§ Dataset records
########

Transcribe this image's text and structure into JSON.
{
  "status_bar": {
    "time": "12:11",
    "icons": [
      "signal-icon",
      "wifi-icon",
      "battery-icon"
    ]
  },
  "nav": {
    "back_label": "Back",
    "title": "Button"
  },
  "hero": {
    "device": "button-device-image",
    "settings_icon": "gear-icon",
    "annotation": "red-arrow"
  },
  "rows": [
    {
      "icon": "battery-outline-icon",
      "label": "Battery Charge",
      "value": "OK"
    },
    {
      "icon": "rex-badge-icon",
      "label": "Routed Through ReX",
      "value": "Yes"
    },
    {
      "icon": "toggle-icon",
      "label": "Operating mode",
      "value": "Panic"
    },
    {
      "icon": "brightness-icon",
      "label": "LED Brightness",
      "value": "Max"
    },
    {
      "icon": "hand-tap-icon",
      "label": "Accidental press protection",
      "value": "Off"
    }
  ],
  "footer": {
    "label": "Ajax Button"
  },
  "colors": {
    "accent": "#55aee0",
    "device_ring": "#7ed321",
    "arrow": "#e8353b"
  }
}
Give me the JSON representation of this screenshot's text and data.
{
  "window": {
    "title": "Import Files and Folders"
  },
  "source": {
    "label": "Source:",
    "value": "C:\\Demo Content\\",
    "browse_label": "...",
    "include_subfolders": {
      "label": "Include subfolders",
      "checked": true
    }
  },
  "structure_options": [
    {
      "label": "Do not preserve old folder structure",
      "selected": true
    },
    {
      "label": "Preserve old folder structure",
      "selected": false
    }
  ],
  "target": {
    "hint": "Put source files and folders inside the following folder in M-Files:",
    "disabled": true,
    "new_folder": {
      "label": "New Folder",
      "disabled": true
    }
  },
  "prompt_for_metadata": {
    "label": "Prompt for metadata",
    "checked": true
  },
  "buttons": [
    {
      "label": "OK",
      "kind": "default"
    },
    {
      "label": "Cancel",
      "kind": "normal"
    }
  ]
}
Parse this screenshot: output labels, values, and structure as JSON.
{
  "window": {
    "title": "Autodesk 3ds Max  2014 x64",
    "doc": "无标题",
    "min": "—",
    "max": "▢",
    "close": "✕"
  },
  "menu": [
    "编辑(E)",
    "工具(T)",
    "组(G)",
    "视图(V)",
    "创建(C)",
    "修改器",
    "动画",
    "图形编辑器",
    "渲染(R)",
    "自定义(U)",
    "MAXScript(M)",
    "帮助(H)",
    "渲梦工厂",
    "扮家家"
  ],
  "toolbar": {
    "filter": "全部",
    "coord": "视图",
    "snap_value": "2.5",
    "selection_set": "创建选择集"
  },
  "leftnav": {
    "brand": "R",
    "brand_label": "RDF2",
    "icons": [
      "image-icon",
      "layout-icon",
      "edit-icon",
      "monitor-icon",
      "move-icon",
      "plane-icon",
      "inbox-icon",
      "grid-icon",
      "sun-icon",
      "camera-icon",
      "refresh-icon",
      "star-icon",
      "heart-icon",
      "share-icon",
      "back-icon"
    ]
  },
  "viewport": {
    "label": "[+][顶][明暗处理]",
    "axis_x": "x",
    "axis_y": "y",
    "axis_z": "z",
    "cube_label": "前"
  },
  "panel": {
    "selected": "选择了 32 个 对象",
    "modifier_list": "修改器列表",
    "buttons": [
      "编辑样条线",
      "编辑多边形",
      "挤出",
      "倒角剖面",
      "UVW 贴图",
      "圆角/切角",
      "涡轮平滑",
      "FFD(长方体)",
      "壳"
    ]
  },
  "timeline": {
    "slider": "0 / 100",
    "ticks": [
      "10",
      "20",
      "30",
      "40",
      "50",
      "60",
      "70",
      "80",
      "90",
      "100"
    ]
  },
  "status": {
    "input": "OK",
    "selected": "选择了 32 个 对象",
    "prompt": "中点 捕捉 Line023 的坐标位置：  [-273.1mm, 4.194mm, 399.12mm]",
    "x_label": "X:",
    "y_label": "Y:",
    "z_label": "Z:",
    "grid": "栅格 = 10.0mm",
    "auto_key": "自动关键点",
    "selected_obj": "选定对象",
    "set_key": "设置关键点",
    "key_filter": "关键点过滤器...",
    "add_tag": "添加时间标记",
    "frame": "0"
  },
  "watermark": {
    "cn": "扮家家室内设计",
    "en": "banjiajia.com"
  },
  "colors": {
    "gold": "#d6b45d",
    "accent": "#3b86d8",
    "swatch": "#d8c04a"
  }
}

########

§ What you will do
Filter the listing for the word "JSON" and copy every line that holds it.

§ Answer to the exercise
Transcribe this image's text and structure into JSON.
Give me the JSON representation of this screenshot's text and data.
Parse this screenshot: output labels, values, and structure as JSON.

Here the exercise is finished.